## Activity
Filter the records down to the lines that hold the word "briefly", and copy each of those lines.

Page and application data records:
════════
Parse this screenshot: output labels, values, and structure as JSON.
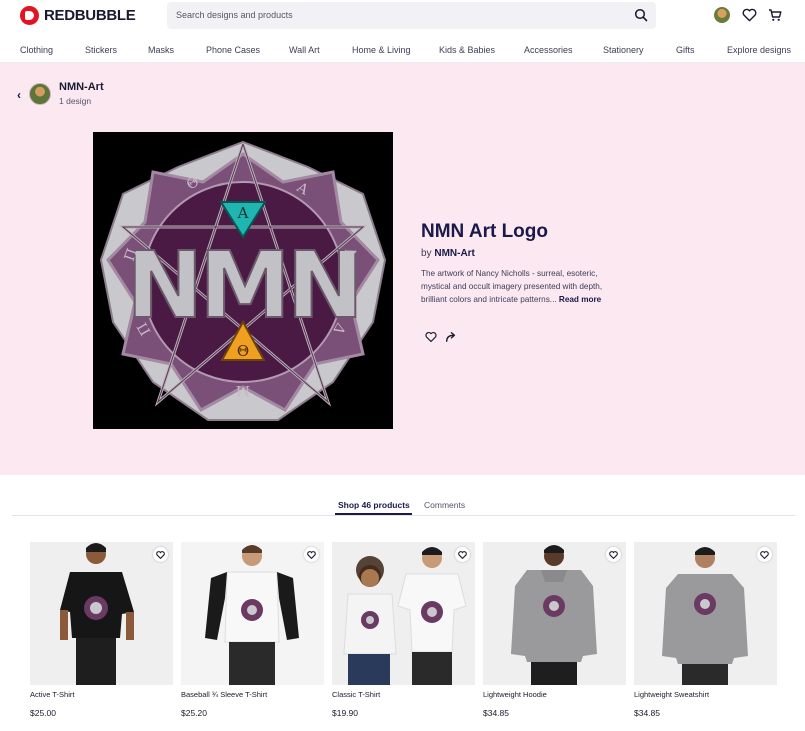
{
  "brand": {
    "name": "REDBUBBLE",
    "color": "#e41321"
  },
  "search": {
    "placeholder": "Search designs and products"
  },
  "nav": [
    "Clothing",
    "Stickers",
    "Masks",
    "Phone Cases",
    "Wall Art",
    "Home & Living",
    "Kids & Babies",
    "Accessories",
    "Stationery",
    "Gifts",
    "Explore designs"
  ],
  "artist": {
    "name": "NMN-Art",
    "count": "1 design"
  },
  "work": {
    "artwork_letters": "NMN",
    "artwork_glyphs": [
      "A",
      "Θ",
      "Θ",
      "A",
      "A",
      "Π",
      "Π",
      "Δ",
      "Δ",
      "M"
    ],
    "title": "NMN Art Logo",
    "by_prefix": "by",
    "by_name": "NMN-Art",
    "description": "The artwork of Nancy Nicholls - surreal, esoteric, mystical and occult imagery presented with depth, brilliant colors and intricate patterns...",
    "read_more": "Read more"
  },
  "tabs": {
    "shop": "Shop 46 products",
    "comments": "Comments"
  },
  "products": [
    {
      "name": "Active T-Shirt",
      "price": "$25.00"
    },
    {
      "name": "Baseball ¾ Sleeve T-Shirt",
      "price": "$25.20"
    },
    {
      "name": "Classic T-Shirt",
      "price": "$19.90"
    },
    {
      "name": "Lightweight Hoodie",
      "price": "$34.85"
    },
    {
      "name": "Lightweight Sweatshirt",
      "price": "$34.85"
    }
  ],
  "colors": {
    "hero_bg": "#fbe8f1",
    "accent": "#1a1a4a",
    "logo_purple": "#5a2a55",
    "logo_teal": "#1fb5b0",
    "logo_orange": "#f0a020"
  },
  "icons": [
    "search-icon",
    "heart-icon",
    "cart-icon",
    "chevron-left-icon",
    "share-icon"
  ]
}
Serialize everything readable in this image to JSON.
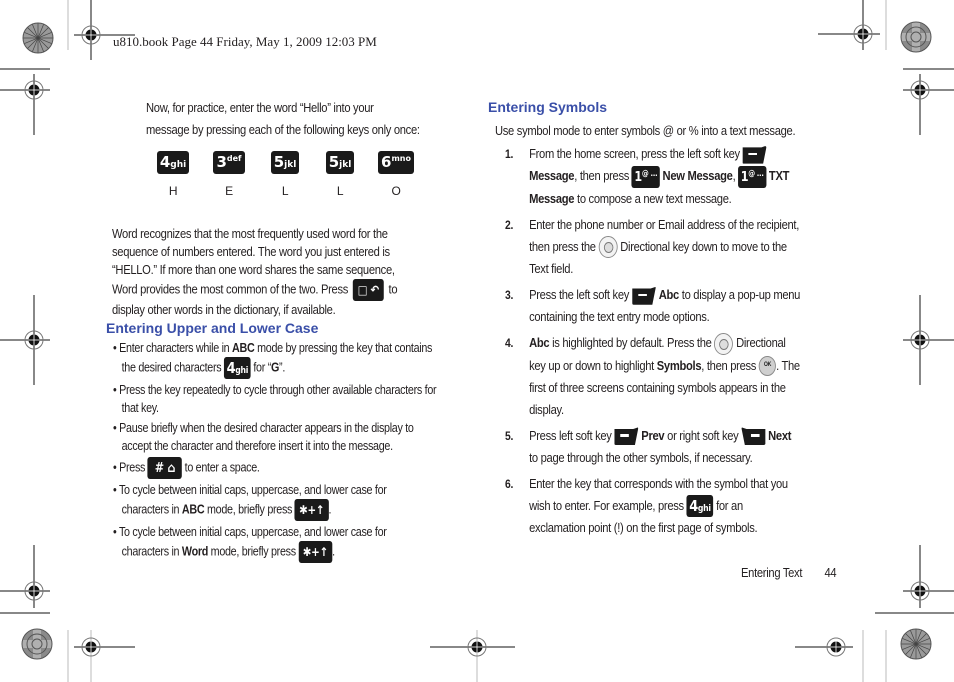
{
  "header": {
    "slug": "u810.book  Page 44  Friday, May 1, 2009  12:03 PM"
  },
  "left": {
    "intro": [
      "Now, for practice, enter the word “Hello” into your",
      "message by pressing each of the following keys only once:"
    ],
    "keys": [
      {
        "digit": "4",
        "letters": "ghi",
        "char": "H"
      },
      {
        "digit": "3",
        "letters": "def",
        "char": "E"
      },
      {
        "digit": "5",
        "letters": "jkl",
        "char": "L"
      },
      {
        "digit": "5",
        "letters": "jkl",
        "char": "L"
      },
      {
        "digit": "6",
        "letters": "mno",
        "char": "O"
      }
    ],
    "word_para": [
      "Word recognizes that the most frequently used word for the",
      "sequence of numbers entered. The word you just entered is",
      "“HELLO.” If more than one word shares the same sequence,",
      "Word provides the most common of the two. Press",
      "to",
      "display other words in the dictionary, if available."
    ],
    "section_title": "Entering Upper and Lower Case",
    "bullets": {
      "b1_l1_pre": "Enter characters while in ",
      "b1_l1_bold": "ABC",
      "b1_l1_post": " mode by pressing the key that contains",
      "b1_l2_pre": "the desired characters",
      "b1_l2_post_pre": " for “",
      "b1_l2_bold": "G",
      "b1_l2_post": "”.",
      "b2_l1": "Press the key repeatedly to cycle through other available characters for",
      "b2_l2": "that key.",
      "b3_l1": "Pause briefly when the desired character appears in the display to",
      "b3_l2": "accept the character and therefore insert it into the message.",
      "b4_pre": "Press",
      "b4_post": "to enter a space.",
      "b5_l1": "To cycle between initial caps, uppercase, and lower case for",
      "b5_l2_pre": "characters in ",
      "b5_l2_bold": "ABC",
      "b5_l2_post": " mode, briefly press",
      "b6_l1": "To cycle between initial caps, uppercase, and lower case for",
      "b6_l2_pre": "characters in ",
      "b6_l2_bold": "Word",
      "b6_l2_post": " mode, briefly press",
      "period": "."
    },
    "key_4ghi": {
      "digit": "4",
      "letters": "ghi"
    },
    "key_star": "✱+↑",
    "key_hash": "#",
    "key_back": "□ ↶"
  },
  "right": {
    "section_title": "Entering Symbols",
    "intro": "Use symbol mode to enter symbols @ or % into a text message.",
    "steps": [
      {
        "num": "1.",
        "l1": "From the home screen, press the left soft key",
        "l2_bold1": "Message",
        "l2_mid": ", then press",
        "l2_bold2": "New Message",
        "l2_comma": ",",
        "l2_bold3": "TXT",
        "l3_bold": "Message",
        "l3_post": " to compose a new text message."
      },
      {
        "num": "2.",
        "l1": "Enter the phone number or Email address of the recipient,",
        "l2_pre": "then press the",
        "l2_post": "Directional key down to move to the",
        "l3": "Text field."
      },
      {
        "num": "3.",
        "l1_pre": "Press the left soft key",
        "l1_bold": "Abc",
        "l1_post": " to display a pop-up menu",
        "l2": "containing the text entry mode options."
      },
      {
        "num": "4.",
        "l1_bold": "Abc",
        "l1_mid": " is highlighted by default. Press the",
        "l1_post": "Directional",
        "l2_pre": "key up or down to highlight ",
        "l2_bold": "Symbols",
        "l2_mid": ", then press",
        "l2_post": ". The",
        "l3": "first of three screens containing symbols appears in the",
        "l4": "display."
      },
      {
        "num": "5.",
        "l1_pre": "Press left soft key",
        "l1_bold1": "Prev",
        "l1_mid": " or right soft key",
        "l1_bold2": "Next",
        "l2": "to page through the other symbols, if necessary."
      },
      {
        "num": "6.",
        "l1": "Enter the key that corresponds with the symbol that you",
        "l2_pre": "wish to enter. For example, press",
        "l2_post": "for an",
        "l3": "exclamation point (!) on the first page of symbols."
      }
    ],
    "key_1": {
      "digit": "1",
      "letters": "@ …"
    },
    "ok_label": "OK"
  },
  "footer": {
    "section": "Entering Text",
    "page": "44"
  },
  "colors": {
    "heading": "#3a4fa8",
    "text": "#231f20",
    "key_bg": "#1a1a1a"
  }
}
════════
## Task result
      "b3_l1": "Pause briefly when the desired character appears in the display to",
      "b5_l2_post": " mode, briefly press",
      "b6_l2_post": " mode, briefly press",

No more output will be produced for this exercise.